The input
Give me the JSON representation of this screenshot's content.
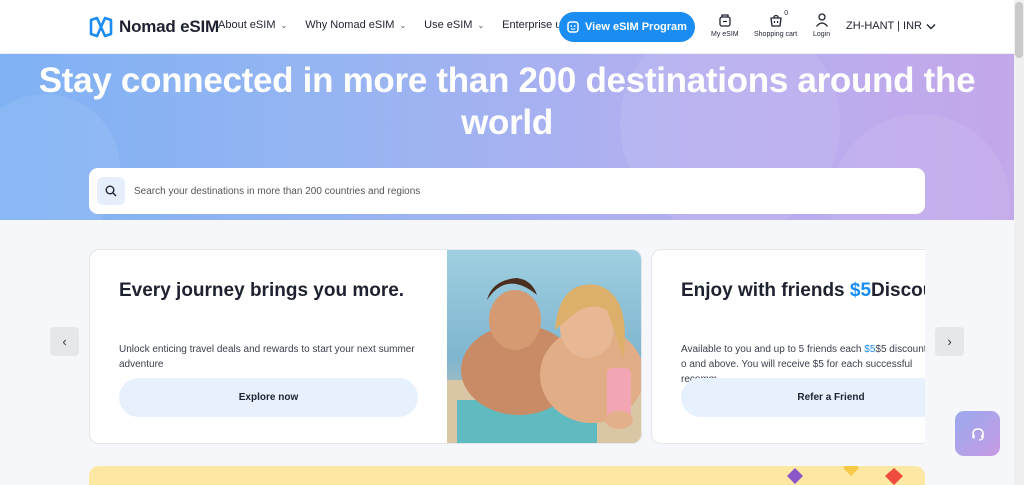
{
  "brand": {
    "name": "Nomad eSIM"
  },
  "nav": [
    {
      "label": "About eSIM",
      "has_menu": true
    },
    {
      "label": "Why Nomad eSIM",
      "has_menu": true
    },
    {
      "label": "Use eSIM",
      "has_menu": true
    },
    {
      "label": "Enterprise users",
      "has_menu": false
    }
  ],
  "header": {
    "cta_label": "View eSIM Program",
    "my_esim": "My eSIM",
    "cart": "Shopping cart",
    "cart_count": "0",
    "login": "Login",
    "lang": "ZH-HANT | INR"
  },
  "hero": {
    "title": "Stay connected in more than 200 destinations around the world",
    "search_placeholder": "Search your destinations in more than 200 countries and regions"
  },
  "carousel": {
    "prev": "‹",
    "next": "›",
    "cards": [
      {
        "title": "Every journey brings you more.",
        "desc": "Unlock enticing travel deals and rewards to start your next summer adventure",
        "button": "Explore now"
      },
      {
        "title_prefix": "Enjoy with friends ",
        "title_accent": "$5",
        "title_suffix": "Discou",
        "desc_prefix": "Available to you and up to 5 friends each ",
        "desc_accent": "$5",
        "desc_suffix": "$5 discount o and above. You will receive $5 for each successful recomm",
        "button": "Refer a Friend"
      }
    ]
  },
  "colors": {
    "accent": "#1a8cf2",
    "hero_start": "#7fb2f4",
    "hero_end": "#c3a8ea",
    "banner": "#fde8a3"
  }
}
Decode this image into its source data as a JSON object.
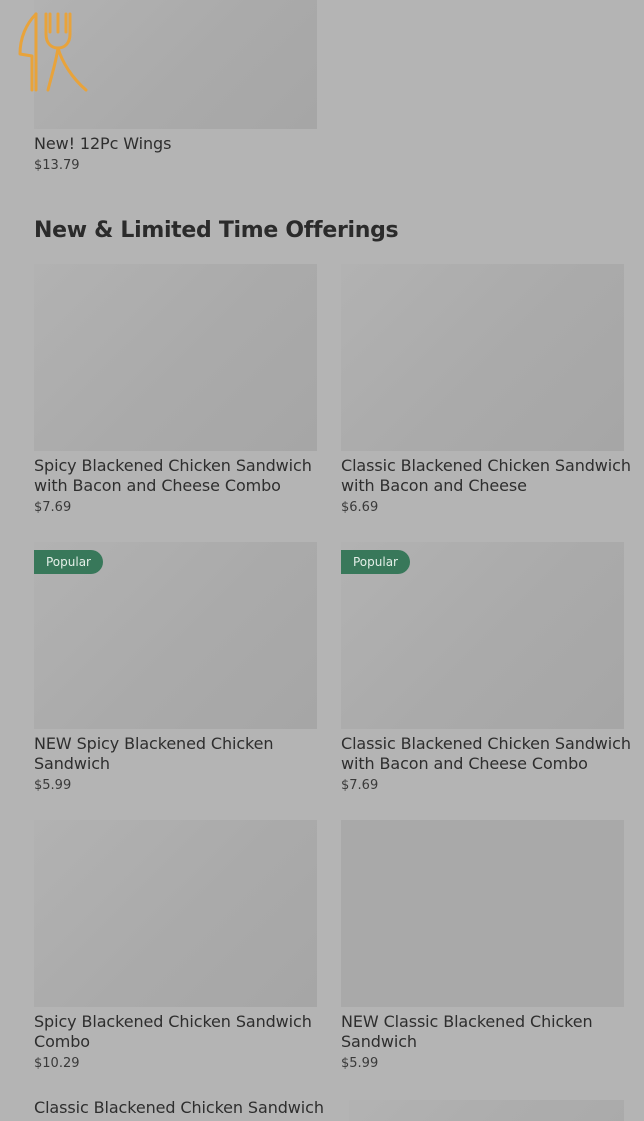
{
  "logo": {
    "icon": "fork-knife-icon",
    "color": "#e8a33b"
  },
  "featured": {
    "name": "New! 12Pc Wings",
    "price": "$13.79"
  },
  "section": {
    "title": "New & Limited Time Offerings"
  },
  "items": [
    {
      "name_line1": "Spicy Blackened Chicken Sandwich",
      "name_line2": "with Bacon and Cheese Combo",
      "price": "$7.69",
      "badge": ""
    },
    {
      "name_line1": "Classic Blackened Chicken Sandwich",
      "name_line2": "with Bacon and Cheese",
      "price": "$6.69",
      "badge": ""
    },
    {
      "name_line1": "NEW Spicy Blackened Chicken",
      "name_line2": "Sandwich",
      "price": "$5.99",
      "badge": "Popular"
    },
    {
      "name_line1": "Classic Blackened Chicken Sandwich",
      "name_line2": "with Bacon and Cheese Combo",
      "price": "$7.69",
      "badge": "Popular"
    },
    {
      "name_line1": "Spicy Blackened Chicken Sandwich",
      "name_line2": "Combo",
      "price": "$10.29",
      "badge": ""
    },
    {
      "name_line1": "NEW Classic Blackened Chicken",
      "name_line2": "Sandwich",
      "price": "$5.99",
      "badge": ""
    },
    {
      "name_line1": "Classic Blackened Chicken Sandwich",
      "name_line2": "",
      "price": "",
      "badge": ""
    }
  ],
  "colors": {
    "badge_bg": "#38785a",
    "overlay": "#b4b4b4"
  }
}
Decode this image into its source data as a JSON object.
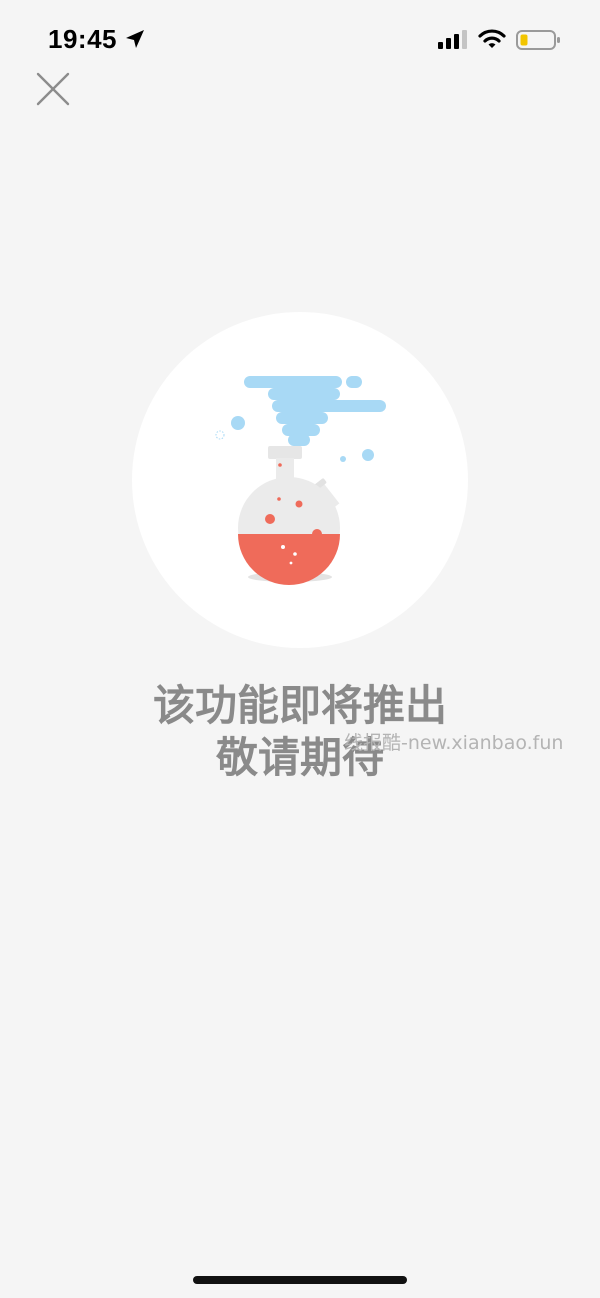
{
  "status_bar": {
    "time": "19:45",
    "icons": [
      "location-arrow-icon",
      "cellular-signal-icon",
      "wifi-icon",
      "battery-low-icon"
    ],
    "battery_color": "#f2c500"
  },
  "close_button": {
    "icon": "close-icon"
  },
  "illustration": {
    "subject": "flask-icon",
    "colors": {
      "circle": "#ffffff",
      "cloud": "#a8d9f5",
      "flask": "#ebebeb",
      "liquid": "#ef6b5a"
    }
  },
  "message": {
    "line1": "该功能即将推出",
    "line2": "敬请期待",
    "color": "#8a8a8a"
  },
  "watermark": {
    "text": "线报酷-new.xianbao.fun"
  }
}
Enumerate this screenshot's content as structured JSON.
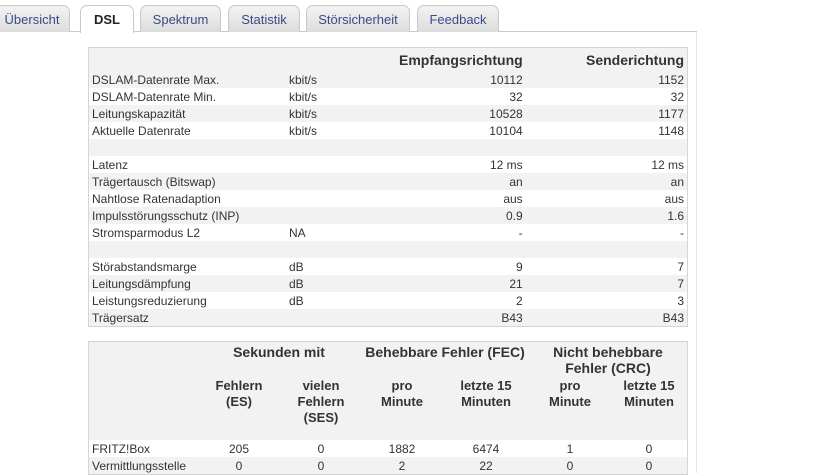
{
  "tabs": [
    {
      "label": "Übersicht",
      "active": false
    },
    {
      "label": "DSL",
      "active": true
    },
    {
      "label": "Spektrum",
      "active": false
    },
    {
      "label": "Statistik",
      "active": false
    },
    {
      "label": "Störsicherheit",
      "active": false
    },
    {
      "label": "Feedback",
      "active": false
    }
  ],
  "dsl_table": {
    "col_headers": {
      "empfang": "Empfangsrichtung",
      "sende": "Senderichtung"
    },
    "rows": [
      {
        "label": "DSLAM-Datenrate Max.",
        "unit": "kbit/s",
        "down": "10112",
        "up": "1152"
      },
      {
        "label": "DSLAM-Datenrate Min.",
        "unit": "kbit/s",
        "down": "32",
        "up": "32"
      },
      {
        "label": "Leitungskapazität",
        "unit": "kbit/s",
        "down": "10528",
        "up": "1177"
      },
      {
        "label": "Aktuelle Datenrate",
        "unit": "kbit/s",
        "down": "10104",
        "up": "1148"
      },
      {
        "label": "",
        "unit": "",
        "down": "",
        "up": ""
      },
      {
        "label": "Latenz",
        "unit": "",
        "down": "12 ms",
        "up": "12 ms"
      },
      {
        "label": "Trägertausch (Bitswap)",
        "unit": "",
        "down": "an",
        "up": "an"
      },
      {
        "label": "Nahtlose Ratenadaption",
        "unit": "",
        "down": "aus",
        "up": "aus"
      },
      {
        "label": "Impulsstörungsschutz (INP)",
        "unit": "",
        "down": "0.9",
        "up": "1.6"
      },
      {
        "label": "Stromsparmodus L2",
        "unit": "NA",
        "down": "-",
        "up": "-"
      },
      {
        "label": "",
        "unit": "",
        "down": "",
        "up": ""
      },
      {
        "label": "Störabstandsmarge",
        "unit": "dB",
        "down": "9",
        "up": "7"
      },
      {
        "label": "Leitungsdämpfung",
        "unit": "dB",
        "down": "21",
        "up": "7"
      },
      {
        "label": "Leistungsreduzierung",
        "unit": "dB",
        "down": "2",
        "up": "3"
      },
      {
        "label": "Trägersatz",
        "unit": "",
        "down": "B43",
        "up": "B43"
      }
    ]
  },
  "error_table": {
    "groups": {
      "sekunden": "Sekunden mit",
      "fec": "Behebbare Fehler (FEC)",
      "crc": "Nicht behebbare Fehler (CRC)"
    },
    "subs": {
      "es": "Fehlern (ES)",
      "ses": "vielen Fehlern (SES)",
      "fec_pro": "pro Minute",
      "fec_15": "letzte 15 Minuten",
      "crc_pro": "pro Minute",
      "crc_15": "letzte 15 Minuten"
    },
    "rows": [
      {
        "label": "FRITZ!Box",
        "es": "205",
        "ses": "0",
        "fec_pro": "1882",
        "fec_15": "6474",
        "crc_pro": "1",
        "crc_15": "0"
      },
      {
        "label": "Vermittlungsstelle",
        "es": "0",
        "ses": "0",
        "fec_pro": "2",
        "fec_15": "22",
        "crc_pro": "0",
        "crc_15": "0"
      }
    ]
  }
}
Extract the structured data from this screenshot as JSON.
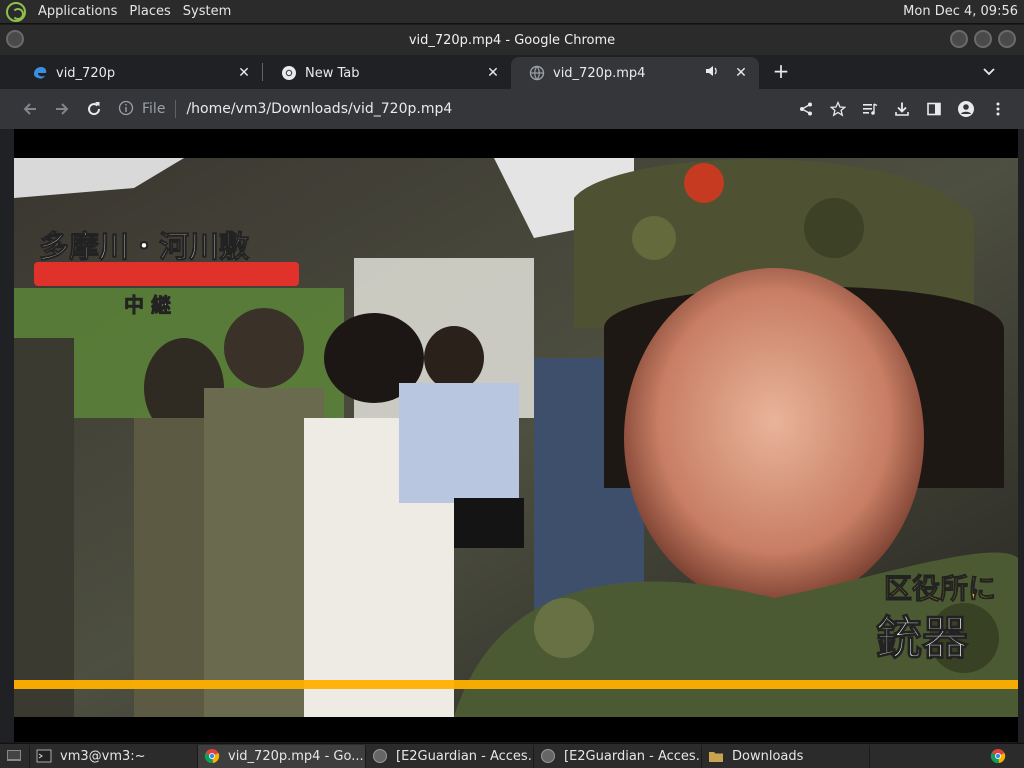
{
  "panel": {
    "menus": [
      "Applications",
      "Places",
      "System"
    ],
    "clock": "Mon Dec 4, 09:56"
  },
  "window": {
    "title": "vid_720p.mp4 - Google Chrome"
  },
  "tabs": [
    {
      "title": "vid_720p",
      "icon": "edge-icon"
    },
    {
      "title": "New Tab",
      "icon": "chrome-icon"
    },
    {
      "title": "vid_720p.mp4",
      "icon": "globe-icon",
      "audio": true
    }
  ],
  "address": {
    "scheme_label": "File",
    "url": "/home/vm3/Downloads/vid_720p.mp4"
  },
  "video": {
    "caption_top": "多摩川・河川敷",
    "caption_sub": "中 継",
    "caption_right_1": "区役所に",
    "caption_right_2": "銃器"
  },
  "taskbar": {
    "items": [
      {
        "label": "vm3@vm3:~",
        "icon": "terminal-icon"
      },
      {
        "label": "vid_720p.mp4 - Go...",
        "icon": "chrome-icon",
        "active": true
      },
      {
        "label": "[E2Guardian - Acces...",
        "icon": "globe-icon"
      },
      {
        "label": "[E2Guardian - Acces...",
        "icon": "globe-icon"
      },
      {
        "label": "Downloads",
        "icon": "folder-icon"
      }
    ]
  },
  "colors": {
    "accent_red": "#e0322a",
    "camo_green": "#5a6a3a"
  }
}
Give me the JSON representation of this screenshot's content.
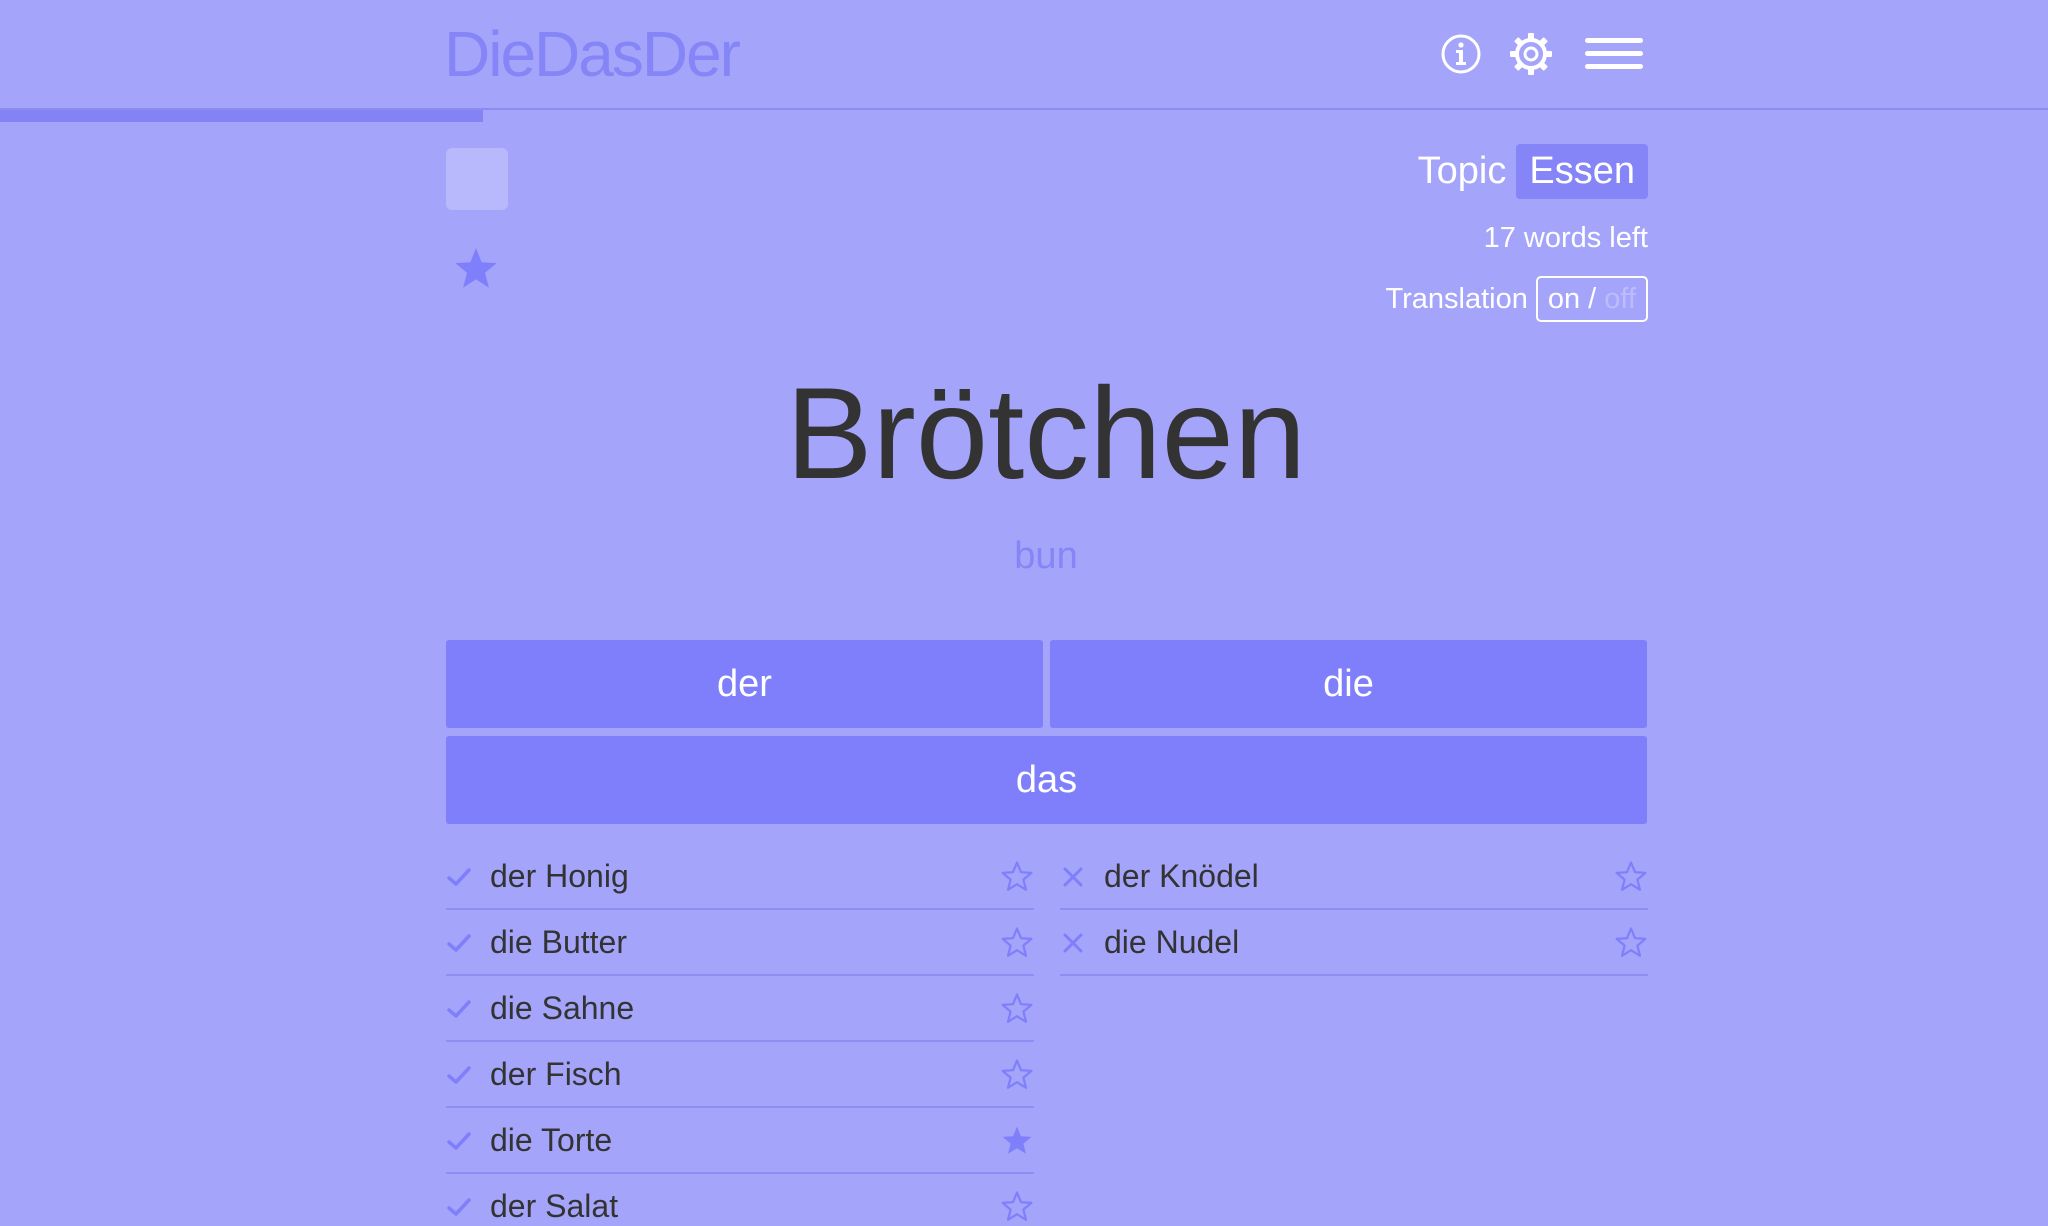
{
  "app": {
    "logo": "DieDasDer"
  },
  "progress": {
    "fraction": 0.236
  },
  "topic": {
    "label": "Topic",
    "value": "Essen"
  },
  "words_left": "17 words left",
  "translation_toggle": {
    "label": "Translation",
    "on": "on /",
    "off": "off",
    "state": "on"
  },
  "current": {
    "word": "Brötchen",
    "translation": "bun",
    "starred": true
  },
  "answers": {
    "der": "der",
    "die": "die",
    "das": "das"
  },
  "history": {
    "correct": [
      {
        "text": "der Honig",
        "starred": false
      },
      {
        "text": "die Butter",
        "starred": false
      },
      {
        "text": "die Sahne",
        "starred": false
      },
      {
        "text": "der Fisch",
        "starred": false
      },
      {
        "text": "die Torte",
        "starred": true
      },
      {
        "text": "der Salat",
        "starred": false
      }
    ],
    "wrong": [
      {
        "text": "der Knödel",
        "starred": false
      },
      {
        "text": "die Nudel",
        "starred": false
      }
    ]
  },
  "colors": {
    "background": "#a4a4fa",
    "accent": "#7f7ffb",
    "text_dark": "#333333",
    "text_light": "#ffffff"
  }
}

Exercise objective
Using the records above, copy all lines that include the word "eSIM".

Answer to the exercise
    "name": "Nomad eSIM"
      "label": "About eSIM",
      "label": "Why Nomad eSIM",
      "label": "Use eSIM",
    "cta_label": "View eSIM Program",
    "my_esim": "My eSIM",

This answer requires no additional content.